>positive developments, e.g. regarding Agenda 21, achieved after Rio
>1992? Ha
>ve the expectations regarding both Rio and Johannesburg been
>too high? The workshop will focus on national, regional and local
>strategies for achieving sustainable development within the UNCED
>process. We are particularly interested in evaluating how Agenda 21
>in its strengthened form as well as partnerships as a new form of
>sustainable development have been implemented since the Johannesburg
>summit. Emphasis will be placed on the nature of evaluative research
>in this context: differences in approaches, methods and national
>research policies for applied research in this area.
>
>
>
>HOSTED BY: bo Akademi University (A) University of Turku (UT) Turku
>School of Eco
>nomics and Business Administration (TSEBA)
>
>Conference committee:
>Jan Otto Andersson (Dept. of Economics and Statistics, A), Ea Maria
>Blomqvist (Centre for Continuing Education, A), Ralf Eriksson
>(Dept.of Economics and Statistics, A), Ann-Sofie Hermanson (Dept. of
>Political Science, &Ar
>ing;A), Marko Joas, (Dept. of Public Administration,
>A), Minna Jokela (Dept. of Political Science, UT), Annamari
>Konttinen (Dept. of Sociology, UT), Anne Kumpula (Faculty of Law,
>UT), Markku Oksanen (Dept. of Philosophy, UT), Markku Wilenius
>(Finland Futures Research Centre, TSEBA).
>
>REGISTRATION & DEADLINES:
>& Second announcement will be distributed in September 2002, at:
><http://www.abo.fi/6thNESS>www.abo.fi/6thNESS and by e-mail to those who 

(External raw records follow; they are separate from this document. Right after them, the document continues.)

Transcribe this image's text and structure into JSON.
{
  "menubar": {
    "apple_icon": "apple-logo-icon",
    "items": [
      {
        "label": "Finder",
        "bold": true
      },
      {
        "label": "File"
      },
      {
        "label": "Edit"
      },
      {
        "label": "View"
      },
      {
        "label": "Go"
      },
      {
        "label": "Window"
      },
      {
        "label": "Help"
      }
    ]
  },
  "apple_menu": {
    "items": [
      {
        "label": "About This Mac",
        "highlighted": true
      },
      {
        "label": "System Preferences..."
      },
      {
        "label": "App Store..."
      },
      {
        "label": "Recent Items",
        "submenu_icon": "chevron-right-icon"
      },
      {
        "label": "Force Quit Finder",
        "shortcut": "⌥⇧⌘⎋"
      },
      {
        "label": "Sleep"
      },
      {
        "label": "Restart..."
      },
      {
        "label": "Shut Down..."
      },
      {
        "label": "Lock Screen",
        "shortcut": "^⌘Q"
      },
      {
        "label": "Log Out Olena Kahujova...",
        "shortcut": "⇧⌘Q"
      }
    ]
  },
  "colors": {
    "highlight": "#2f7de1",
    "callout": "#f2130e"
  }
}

>have returned the
>registration form included (below) in this first announcement.
>& Deadline for abstracts: January 31, 2003
>& Notification of accepted papers: by
>  March 2003
>& Final registration: by 31.4  2003
>& Symposium fee will be about 250 _ (including lunches, coffee,
>receptions & symposium dinner)
>& Contact person: Ea Maria Blomqvist, bo Akademi University,
>FC, Biskopsgatan 10 A, FIN-20500 bo, Finland, to 
><http://www.abo.fi/>http://www.abo.fi/
> University of Turku:  <http://www.utu.fi/>http://www.utu.fi/
> Turku School of Economics and Business Administration:
><http://www.tukkk.fi/info/english/>http://www.tukkk.fi/info/english/
> Universities in Finland: 
><http://www.edu.fi/english/koulut/yliopistot.html>http://www.edu.fi/english 
>/koulut/yliopistot.html
> Higher Education in the Nordic Countries:
><http://www.abo.fi/norden/welcom_e.htm>http://www.abo.fi/norden/welcom_e.htm
> Finnish Environmental 
>administration:  <http://www.vyh.fi/eng/welcome.html>http://
>www.vyh.fi/eng/welcome.html
>
>Travel, accommodation etc
> The City of  Turku (bo in 
>Swedish):   <http://www.turku.fi/english/>http://www.turku.fi/english/
> Hotels/ Accommodation 
><http://www.turkutouring.fi/>http://www.turkutouring.fi/
> Touring & 
>Excursions:  <http://www.turkutouring.fi/>http://www.turkutouring.fi/
> The Archipelago: <http://www.saaristo.org/>http://www.saaristo.org/
> Flights to Turku/bo  (via Helsinki, Stockholm or Copenhagen):
>Finnair <http://www.finnair.com>http://www.finnair.com
>SAS <http://www.sas.com/>http://www.sas.com/
> Ferries to Turku /bo or Helsinki:
>Viking Line  <http://www.vikingline.fi 
>/enhome/index_eng.htm>http://www.silja.com/english/
> Trains:  <http://www.vr.fi/>http://www.vr.fi/
> Busses: <http://www.matkahuolto.fi/>http://www.matkahuolto.fi/
> Varia:
><http://pathfinder3.meridian.fi/ytv/fi/>http://pathfinder3.meridian.fi/ytv/fi/
>http://www.virtualtourist.com/m/.124090/1011/?s=z&w
>ords=Turku
>
>
>
>NB! Registration form below!
>
>REGISTRATION FORM:
>____________________________________________________________
>6th Nordic Conference on Environmental Social Sciences (NESS),  June
>12-14, 2003, Turku/bo, Finland
>
>ea.blomqvist@abo.f
>i
>or  by postal mail to:  Ea Maria Blomqvist, bo Akademi University,
>FC
>
>--
>Riley E. Dunlap
>Boeing Distinguished Professor
>     of Environmental Sociology
>Department of Sociology and
>Department of Rural Sociology
>Washington State University
>Pullman, WA 99164-4020
>Phone: (509) 335-3810/FAX: (509) 335-2125
>
>
>On leave during 2002 as
>Academy of Finland Researcher
>Department of Sociology
>University of Turku
>20014 Turku
>FINLAND
>Phone: 358-2-333-6566
>FAX:   358-2-333-5080
>
>
>
>    (01)